▸ **Your task**:
The result should be the listing below restated word for word, with images left out.

※

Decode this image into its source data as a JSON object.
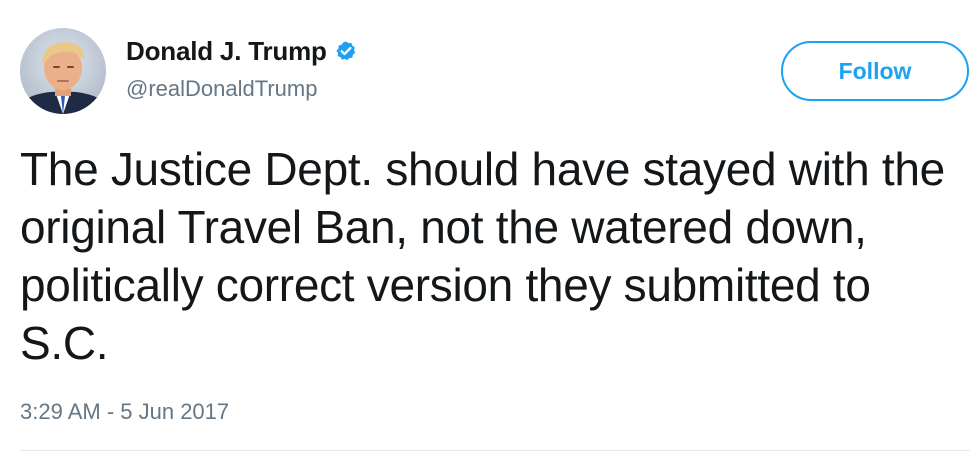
{
  "user": {
    "display_name": "Donald J. Trump",
    "handle": "@realDonaldTrump",
    "verified": true,
    "avatar_icon": "profile-photo"
  },
  "actions": {
    "follow_label": "Follow"
  },
  "tweet": {
    "text": "The Justice Dept. should have stayed with the original Travel Ban, not the watered down, politically correct version they submitted to S.C.",
    "timestamp": "3:29 AM - 5 Jun 2017"
  },
  "colors": {
    "accent": "#1da1f2",
    "text": "#14171a",
    "muted": "#657786",
    "divider": "#e1e8ed"
  },
  "icons": {
    "verified": "verified-badge-icon"
  }
}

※

▸ **Result of this exercise**:
Decode this image into its source data as a JSON object.
{
  "user": {
    "display_name": "Donald J. Trump",
    "handle": "@realDonaldTrump",
    "verified": true,
    "avatar_icon": "profile-photo"
  },
  "actions": {
    "follow_label": "Follow"
  },
  "tweet": {
    "text": "The Justice Dept. should have stayed with the original Travel Ban, not the watered down, politically correct version they submitted to S.C.",
    "timestamp": "3:29 AM - 5 Jun 2017"
  },
  "colors": {
    "accent": "#1da1f2",
    "text": "#14171a",
    "muted": "#657786",
    "divider": "#e1e8ed"
  },
  "icons": {
    "verified": "verified-badge-icon"
  }
}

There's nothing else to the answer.